In Lockhart, a federal habeas corpus case, the respondent, who had been sentenced to death, argued that his counsel had been ineffective for failing to raise a case that, at the time of his sentencing, would have spared him the death penalty. By the time of the habeas action, that case had been overruled. The Supreme Court held that the respondent had not been prejudiced by his counsel's failure to raise the case. The Court acknowledged that, had counsel raised the case, the outcome likely would have been different—the respondent would have been sentenced to life in prison instead of death. But it explained that “an analysis focusing solely on mere outcome determination, without attention to whether the result of the proceeding was fundamentally unfair or unreliable, is defective.” 506 U.S. at 369. The Court stated that counsel's ineffective assistance merely “deprived [the] respondent of the chance to have the state court make an error in his favor.” Id. at 371.
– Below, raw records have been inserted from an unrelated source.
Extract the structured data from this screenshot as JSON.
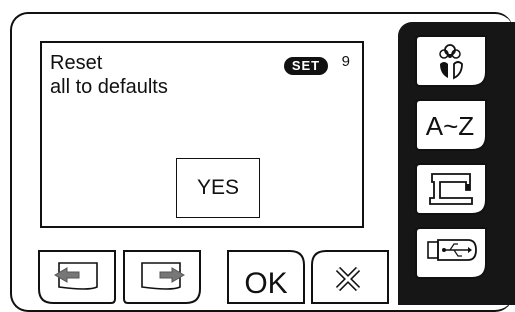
{
  "dialog": {
    "line1": "Reset",
    "line2": "all to defaults",
    "set_badge": "SET",
    "set_number": "9",
    "yes_label": "YES"
  },
  "sidebar": {
    "items": [
      {
        "icon": "flower-leaf-icon"
      },
      {
        "label": "A~Z"
      },
      {
        "icon": "sewing-machine-icon"
      },
      {
        "icon": "usb-stick-icon"
      }
    ]
  },
  "bottom_bar": {
    "prev_icon": "arrow-left-icon",
    "next_icon": "arrow-right-icon",
    "ok_label": "OK",
    "close_icon": "close-x-icon"
  }
}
In both Brock and Lockhart, the windfall would have been to deprive the sentencing authority of the opportunity to impose the total sentence that it deemed appropriate and that was permissible under the law properly construed. In other words, the windfall would have allowed the Brock petitioner and the Lockhart respondent to evade the correct application of sentencing laws. Here, the “windfall” for defendant is that he will receive a trial in which the state will not be permitted to introduce evidence that is inadmissible under the law construed in Southard and Lupoli. In other words, defendant's “windfall” consists of a correct application of the law. The state has not persuaded us that that is the sort of windfall we ought to avoid. Indeed, the state's approach would have us focus “solely on mere outcome determination,” without considering whether applying the law as it was understood in 2003 would result in a fair and reliable proceeding. In essence, the state would have us apply the law in a manner that we now know to be incorrect. We decline to do so.

We reject without discussion the state's contentions that defendant waived any objection to Reiss's testimony by failing to object to the testimony of the other two CARES evaluators and that the error in admitting Reiss's testimony was harmless. For the reasons articulated in State v. Merrimon, 234 Or.App. 515, 522, 228 P3d 666 (2010), and State v. Lovern, 234 Or.App. 502, 513–14, 228 P3d 688 (2010), we exercise our discretion to correct the error. Because we do so, we need not address defendant's remaining assignments of error.

Reversed and remanded.


1.  One count had been dismissed on the state's motion before trial.

2.  As we noted in Jury, there are exceptions to that general rule, such as when applying a law in effect at the time of an appeal would create an ex post facto violation, or when the legislature specifies a particular effective date for a statute. 185 Or.App. at 136 n 1.